So get ready and buckle up your seat belts, Sorry!! Sometimes Alexa loves cracking jokes. I mean you all might be ready with your PC and stable internet connection.

GitHub — Is a code hosting platform for version control and collaboration. It lets you and others work together on projects from anywhere.

Git — This is a distributed version control system for tracking changes in any set of files, originally designed for coordinating work among programmers cooperating on source code during software development.

Version Control System — Version control, also known as source control, is the practice of tracking and managing changes to software code. Version control systems are software tools that help software teams manage changes to source code over time.

First, we have to visit this Website And download Git according to your device. And then we have to complete the installation.

Local version control system — Maintains track of files within the local system. This approach is very common and simple. This type is also error-prone which means the chances of accidentally writing to the wrong file is higher.

Centralized Version Control Systems — Centralized version control systems contain just one repository and each user gets their own working copy where all team members are connected online. You need to commit to reflecting your changes in the repository. It is possible for others to see your changes by updating. If the internet connection is lost the changes are not saved before committing.

Distributed Version Control Systems: Distributed version control systems contain multiple repositories. Each user has their own repository and working copy. They commit changes and save the work to their “local repositories” This is because the commit will reflect those changes in their local repository and we need to push them in order to make them visible on the central repository. Similarly, When we update, we do not get other’s changes unless we have first pulled those changes into your repository.

Repository — It is the storage location for software packages and also known as “repo” in short form. A repo can be local or remote.

Local Repository — Repository stored in your local devices.

Remote Repository — Repository stored on your GitHub.

Commit — Using the “git commit” command we can save all the changes on the local repository.

Push — Upload Git commits that you have executed into a remote repository, for example to your GitHub account.

Pull — Download changes from a remote repository, for example, you are working on a project with your friend. He/she “pushed” the latest changes to the GitHub repository you are using for the project. You will need to pull those changes so that your local repository stays up-to-date.

Git Bash: Terminal-command line like platform allowing us to manage changes in our project by using a series of different commands (which will be discussed in the next post).

Let’s Create A Repository!

$ git --version
(Click on the “start” button, search for “Git Bash”. Click on it and execute the code written above.)
(Here you have to create a folder using the $ mkdir (make directory) command in your local device and after that using the $ cd(Change Directory) command change the directory into the folder you just created.)
$ pwd

pwd — pwd command is used to print the “Present working directory”

$ cd

cd — cd command is used for changing the directory.

$ cd ..

cd .. — refers to the directory immediately above the current directory, its parent directory.

$ mkdir <name of the folder/file>

mkdir — make directory allows you to create a new directory/folder.

Initializing Git

$ git init

For using Git, the installation will not be enough.
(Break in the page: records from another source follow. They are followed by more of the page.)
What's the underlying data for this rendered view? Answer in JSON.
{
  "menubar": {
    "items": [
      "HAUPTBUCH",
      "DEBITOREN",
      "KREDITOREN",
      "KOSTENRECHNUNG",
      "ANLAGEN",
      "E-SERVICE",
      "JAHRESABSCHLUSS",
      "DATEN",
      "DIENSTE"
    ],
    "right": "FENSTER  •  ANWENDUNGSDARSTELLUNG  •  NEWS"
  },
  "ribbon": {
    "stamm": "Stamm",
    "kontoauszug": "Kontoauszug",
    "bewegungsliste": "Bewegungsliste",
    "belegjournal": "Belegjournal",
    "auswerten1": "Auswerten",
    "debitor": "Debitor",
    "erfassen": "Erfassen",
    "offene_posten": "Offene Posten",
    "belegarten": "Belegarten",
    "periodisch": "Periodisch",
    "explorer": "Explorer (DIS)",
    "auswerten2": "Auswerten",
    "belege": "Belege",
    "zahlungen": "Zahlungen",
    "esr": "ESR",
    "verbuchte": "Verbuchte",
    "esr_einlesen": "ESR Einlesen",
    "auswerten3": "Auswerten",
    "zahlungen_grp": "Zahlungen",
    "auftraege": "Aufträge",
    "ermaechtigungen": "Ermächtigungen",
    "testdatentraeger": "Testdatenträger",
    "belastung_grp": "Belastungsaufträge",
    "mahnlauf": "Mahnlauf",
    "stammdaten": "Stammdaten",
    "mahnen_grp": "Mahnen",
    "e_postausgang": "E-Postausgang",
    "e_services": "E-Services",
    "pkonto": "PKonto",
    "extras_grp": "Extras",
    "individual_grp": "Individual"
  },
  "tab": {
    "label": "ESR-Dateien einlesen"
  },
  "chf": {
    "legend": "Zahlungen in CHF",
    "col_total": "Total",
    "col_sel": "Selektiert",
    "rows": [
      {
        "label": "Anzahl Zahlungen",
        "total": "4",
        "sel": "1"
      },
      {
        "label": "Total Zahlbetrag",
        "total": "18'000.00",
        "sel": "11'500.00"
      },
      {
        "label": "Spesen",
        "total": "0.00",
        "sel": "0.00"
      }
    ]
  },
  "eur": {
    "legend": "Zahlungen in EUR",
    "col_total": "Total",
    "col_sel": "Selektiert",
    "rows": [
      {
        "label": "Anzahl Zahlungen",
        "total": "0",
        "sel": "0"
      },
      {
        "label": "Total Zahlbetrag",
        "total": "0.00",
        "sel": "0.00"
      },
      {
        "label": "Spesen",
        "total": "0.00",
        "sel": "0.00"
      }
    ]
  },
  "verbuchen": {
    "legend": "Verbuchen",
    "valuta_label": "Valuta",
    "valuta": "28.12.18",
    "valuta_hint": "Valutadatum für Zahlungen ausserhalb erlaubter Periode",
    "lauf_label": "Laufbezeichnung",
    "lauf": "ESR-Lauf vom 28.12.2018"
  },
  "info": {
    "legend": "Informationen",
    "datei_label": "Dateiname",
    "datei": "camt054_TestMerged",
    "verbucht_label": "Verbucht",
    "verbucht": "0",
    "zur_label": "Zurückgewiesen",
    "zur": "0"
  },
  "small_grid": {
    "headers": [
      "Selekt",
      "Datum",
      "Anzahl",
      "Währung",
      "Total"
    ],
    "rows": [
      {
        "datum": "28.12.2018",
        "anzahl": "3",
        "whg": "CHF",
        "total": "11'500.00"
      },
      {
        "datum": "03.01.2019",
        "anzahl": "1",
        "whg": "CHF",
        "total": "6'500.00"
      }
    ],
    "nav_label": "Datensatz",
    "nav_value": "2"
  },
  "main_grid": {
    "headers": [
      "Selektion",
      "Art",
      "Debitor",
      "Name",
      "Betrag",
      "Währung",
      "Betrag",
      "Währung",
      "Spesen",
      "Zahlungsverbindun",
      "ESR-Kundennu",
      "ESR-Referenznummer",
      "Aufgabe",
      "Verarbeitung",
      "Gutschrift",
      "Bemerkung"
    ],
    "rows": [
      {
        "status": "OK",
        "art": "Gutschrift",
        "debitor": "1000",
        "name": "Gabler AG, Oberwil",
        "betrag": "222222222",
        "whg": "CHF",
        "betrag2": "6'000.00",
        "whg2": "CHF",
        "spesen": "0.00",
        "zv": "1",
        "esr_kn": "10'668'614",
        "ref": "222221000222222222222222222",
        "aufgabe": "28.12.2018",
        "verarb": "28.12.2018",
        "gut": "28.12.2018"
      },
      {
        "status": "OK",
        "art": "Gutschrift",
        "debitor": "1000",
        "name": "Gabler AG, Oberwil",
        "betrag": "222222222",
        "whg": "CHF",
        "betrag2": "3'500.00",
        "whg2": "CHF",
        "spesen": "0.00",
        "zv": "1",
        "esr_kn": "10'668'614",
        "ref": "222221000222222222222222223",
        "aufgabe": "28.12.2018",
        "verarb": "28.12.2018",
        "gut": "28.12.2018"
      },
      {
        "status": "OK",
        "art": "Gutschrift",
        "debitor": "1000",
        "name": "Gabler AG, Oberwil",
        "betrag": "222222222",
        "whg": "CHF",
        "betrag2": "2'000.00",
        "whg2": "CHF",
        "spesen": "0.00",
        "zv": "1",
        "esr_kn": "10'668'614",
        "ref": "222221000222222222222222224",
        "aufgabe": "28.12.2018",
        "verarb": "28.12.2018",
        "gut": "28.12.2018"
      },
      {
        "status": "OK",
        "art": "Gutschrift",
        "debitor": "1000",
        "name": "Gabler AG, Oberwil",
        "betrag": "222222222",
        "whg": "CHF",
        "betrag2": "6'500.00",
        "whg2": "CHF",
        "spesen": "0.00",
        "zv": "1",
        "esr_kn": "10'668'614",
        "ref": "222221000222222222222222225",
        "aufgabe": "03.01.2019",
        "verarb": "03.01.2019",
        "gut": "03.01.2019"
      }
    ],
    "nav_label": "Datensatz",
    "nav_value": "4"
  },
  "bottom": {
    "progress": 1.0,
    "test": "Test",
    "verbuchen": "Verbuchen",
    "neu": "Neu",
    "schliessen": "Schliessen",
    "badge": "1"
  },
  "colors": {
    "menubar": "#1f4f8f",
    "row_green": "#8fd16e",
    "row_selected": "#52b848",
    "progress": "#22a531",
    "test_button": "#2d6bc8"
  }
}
We have to initialize and need to do some configuration. Configuration setting just for once, After that Git, will store and will use it when necessary. To initialize Git in our folder we need to use the following command.

(The git init command creates a new Git repository. It can be used to convert an existing, unversioned project to a Git repository or initialize a new, empty repository.)

See it's this simple! Now that we initialized, let’s move ahead and do the configurations.

$ git config --global "your_GitHub_username"
$ git config --global "your_GitHub_email"
(Now, go to GitHub browser and click on the “+” and then on “New Repository)
(Give your Repository a unique name, And click on “Create repository”)
(You will be directed to this “Quick setup page” now copy that link)
(Now paste the copied link after $git remote origin, “$git remote origin” command will automatically create a remote connection called origin for the folder we created. After that we will check the “$ git status” to check the state of the working directory.)
$ git remote origin <the link that you copied from remote repository>$ git status
(Now we will add helloo.txt file in the folder that we created on the local device.)
(And now when we use the “$git status” command we can see a change in our local device, but this may not appear on our remote repository for now what we have to do is use “$git add .” and then all the changes will be added and after that, we will use “$git commit” to save changes on local repository)
$ git add .
$ git commit -m <"Any message">
(The last step, we will use “$git push origin master” to push all the changes to the remote repository)
$ git push origin master
(Now what you can see is the helloo.txt file that you created on the local device is now present in the remote repository)

We will let some important Topics continue in the next Blog:

  • Going back to older versions,
  • Branching & merging,
  • Pushing & Pulling changes to our repository,
  • Cloning some other Repository.

Learn, Code and Build:)